Rudd acknowledges that the backlash from the Republican right was in part a reaction to how violent and ideologically extreme some parts of the antiwar left, like the Weather Underground, had become. Today Rudd is trying to build movements, not bombs. “We need to build mass movements around specific issues—global warming, income inequality, women’s reproductive rights, etcetera, and use the power of the mass movements to overwhelm and transform the Democratic Party into a party of the people. Here in Albuquerque we’re organizing like little bunnies.”
“This was just one demonstration. But we make progress when we organize when times are the most difficult,” said Booth, who was a young activist during the Mississippi Freedom Summer in 1964. “That’s when you expose what the opposition is really doing.
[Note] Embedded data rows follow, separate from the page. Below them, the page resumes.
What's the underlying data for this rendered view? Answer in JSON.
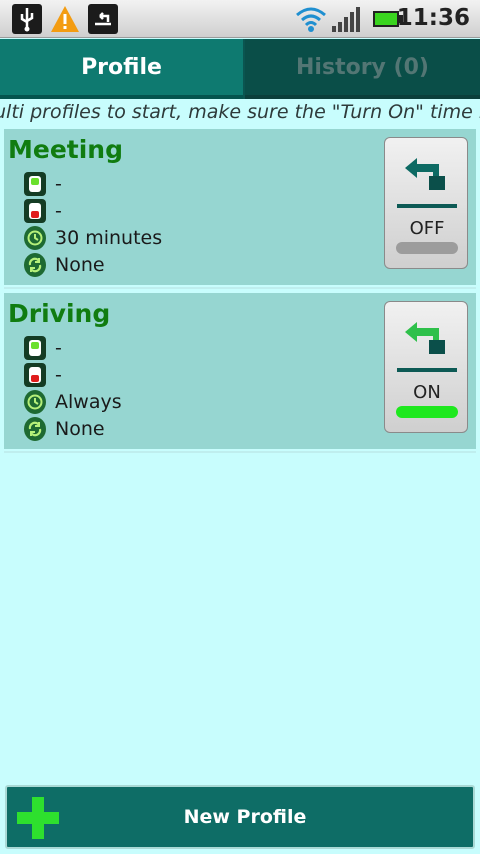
{
  "status_bar": {
    "time": "11:36",
    "icons": [
      "usb-icon",
      "warning-icon",
      "notification-icon",
      "wifi-icon",
      "signal-icon",
      "battery-icon"
    ]
  },
  "tabs": [
    {
      "label": "Profile",
      "active": true
    },
    {
      "label": "History (0)",
      "active": false
    }
  ],
  "ticker": {
    "text": "ulti profiles to start, make sure the \"Turn On\" time n"
  },
  "profiles": [
    {
      "name": "Meeting",
      "start_time": "-",
      "end_time": "-",
      "duration": "30 minutes",
      "repeat": "None",
      "toggle_label": "OFF",
      "enabled": false
    },
    {
      "name": "Driving",
      "start_time": "-",
      "end_time": "-",
      "duration": "Always",
      "repeat": "None",
      "toggle_label": "ON",
      "enabled": true
    }
  ],
  "footer": {
    "new_profile_label": "New Profile"
  },
  "colors": {
    "accent": "#0e7a70",
    "background": "#c8fdfd",
    "card": "#96d6d1",
    "profile_name": "#107c10",
    "on": "#1ee81e",
    "off": "#9c9c9c"
  }
}
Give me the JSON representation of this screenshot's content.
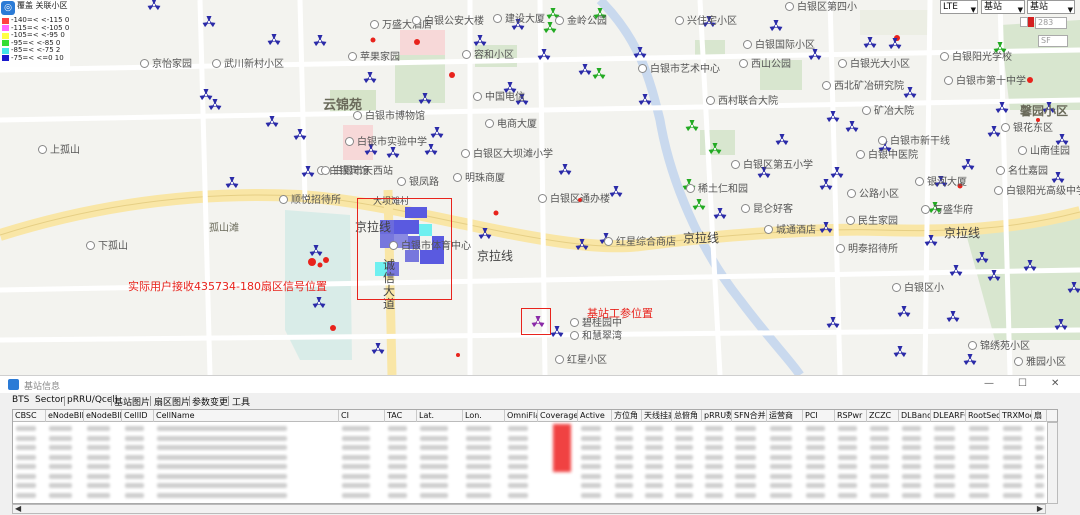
{
  "legend": {
    "header": "覆盖  关联小区",
    "rows": [
      {
        "label": "-140=<  <-115 0",
        "color": "#ff4040"
      },
      {
        "label": "-115=<  <-105 0",
        "color": "#ff66ff"
      },
      {
        "label": "-105=<  <-95 0",
        "color": "#ffff44"
      },
      {
        "label": "-95=<  <-85 0",
        "color": "#33dd33"
      },
      {
        "label": "-85=<  <-75 2",
        "color": "#44e8e8"
      },
      {
        "label": "-75=<  <=0 10",
        "color": "#1a1acc"
      }
    ]
  },
  "controls": {
    "network": "LTE",
    "layer1": "基站",
    "layer2": "基站",
    "search_value": "283",
    "sf_placeholder": "SF"
  },
  "map": {
    "areas": [
      "云锦苑",
      "孤山滩",
      "馨园小区"
    ],
    "roads": {
      "jinglaxian_1": "京拉线",
      "jinglaxian_2": "京拉线",
      "jinglaxian_3": "京拉线",
      "jinglaxian_4": "京拉线",
      "chengxin_dadao": "诚信大道",
      "dapo": "大坝滩村"
    },
    "pois": [
      "万盛大酒店",
      "白银公安大楼",
      "建设大厦",
      "金岭公园",
      "兴住宅小区",
      "白银区第四小",
      "苹果家园",
      "容和小区",
      "白银国际小区",
      "京怡家园",
      "武川新村小区",
      "白银市艺术中心",
      "西山公园",
      "白银光大小区",
      "白银阳光学校",
      "中国电信",
      "白银市博物馆",
      "电商大厦",
      "西村联合大院",
      "西北矿冶研究院",
      "白银市第十中学",
      "白银市实验中学",
      "白银区大坝滩小学",
      "矿冶大院",
      "上孤山",
      "白银区第五小学",
      "白银市新干线",
      "白银中医院",
      "白银宾馆",
      "银凤路",
      "白银市天西站",
      "明珠商厦",
      "银花东区",
      "稀土仁和园",
      "银河大厦",
      "山南佳园",
      "顺悦招待所",
      "白银区通办楼",
      "公路小区",
      "名仕嘉园",
      "昆仑好客",
      "万盛华府",
      "民生家园",
      "白银阳光高级中学",
      "下孤山",
      "白银市体育中心",
      "红星综合商店",
      "城通酒店",
      "明泰招待所",
      "白银区小",
      "碧桂园中",
      "和慧翠湾",
      "红星小区",
      "锦绣苑小区",
      "雅园小区"
    ],
    "annotation_user": "实际用户接收435734-180扇区信号位置",
    "annotation_site": "基站工参位置"
  },
  "window": {
    "title": "基站信息",
    "tabs": [
      "BTS",
      "Sector",
      "pRRU/Qcell",
      "基站图片",
      "扇区图片",
      "参数变更",
      "工具"
    ],
    "columns": [
      "CBSC",
      "eNodeBID",
      "eNodeBID",
      "CellID",
      "CellName",
      "CI",
      "TAC",
      "Lat.",
      "Lon.",
      "OmniFla",
      "Coverage",
      "Active",
      "方位角",
      "天线挂高",
      "总俯角",
      "pRRU数",
      "SFN合并",
      "运营商",
      "PCI",
      "RSPwr",
      "ZCZC",
      "DLBand",
      "DLEARFCN",
      "RootSeq",
      "TRXMod",
      "扇"
    ]
  },
  "colors": {
    "accent": "#2b7bd6",
    "annotation_red": "#e8231c",
    "coverage_blue": "#5a5ae0",
    "coverage_cyan": "#6ff0f0",
    "road_yellow": "#f9e6a6"
  }
}
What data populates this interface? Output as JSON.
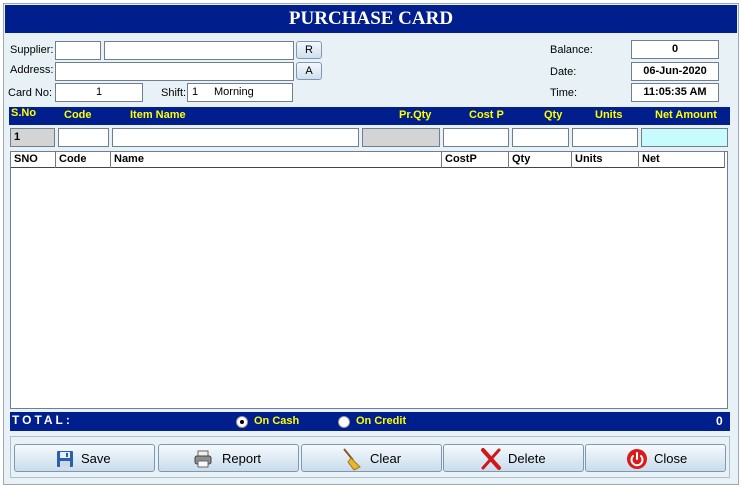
{
  "title": "PURCHASE CARD",
  "form": {
    "supplier_label": "Supplier:",
    "address_label": "Address:",
    "cardno_label": "Card No:",
    "cardno_value": "1",
    "shift_label": "Shift:",
    "shift_num": "1",
    "shift_name": "Morning",
    "r_button": "R",
    "a_button": "A",
    "balance_label": "Balance:",
    "balance_value": "0",
    "date_label": "Date:",
    "date_value": "06-Jun-2020",
    "time_label": "Time:",
    "time_value": "11:05:35 AM"
  },
  "entry_header": {
    "sno": "S.No",
    "code": "Code",
    "item_name": "Item Name",
    "prqty": "Pr.Qty",
    "costp": "Cost P",
    "qty": "Qty",
    "units": "Units",
    "net_amount": "Net Amount"
  },
  "entry_row": {
    "sno": "1"
  },
  "grid_columns": [
    "SNO",
    "Code",
    "Name",
    "CostP",
    "Qty",
    "Units",
    "Net"
  ],
  "total": {
    "label": "TOTAL:",
    "on_cash": "On Cash",
    "on_credit": "On Credit",
    "value": "0"
  },
  "buttons": {
    "save": "Save",
    "report": "Report",
    "clear": "Clear",
    "delete": "Delete",
    "close": "Close"
  },
  "colors": {
    "title_bg": "#001e8c",
    "header_text": "#ffff00",
    "panel_bg": "#e8f2f6"
  }
}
The three things we need to do next is focus on unity and standing with those who have come under the greatest fire, hold Trump accountable to what he has said and expose his lies, and organize deeply for the long haul, both in communities of color as well as the white working-class. Unity, accountability, and organizing.”
The problem with taking the time to organize locally (as the Tea Party did) by electing Democrats to school boards, city councils, state legislatures, governors, is it will take years to put into place. “I think the incrementalism of it is not adequate to the challenge,” Sam Brown told me. “We need a national movement, but one sufficiently rooted in non-urban areas that we can change the tide more quickly. But a sense of urgency is not a substitute for a thoughtful strategy. I am reminded that in 1969 we, people from the anti-war movement, spent months focusing on the most effective way to reach middle America and involve them locally.” Brown is hoping that someone on the front lines of the Trump resistance will discover how to include and engage people in middle America the way he and his Clean for Gene colleagues did in October, 1969. “In the meantime, I will keep focused on the things I can do, and listening for that thoughtful idea that we can all follow.”
Clara Bingham is the author of Witness to the Revolution: Radicals, Resisters, Vets, Hippies, and the Year America Lost Its Mind and Found Its Soul (Random House, 2016). You can read an excerpt of that book here.
IMAGE: Demonstrators yell slogans during anti-Donald Trump travel ban protests outside Philadelphia International Airport in Philadelphia. REUTERS/Charles Mostoller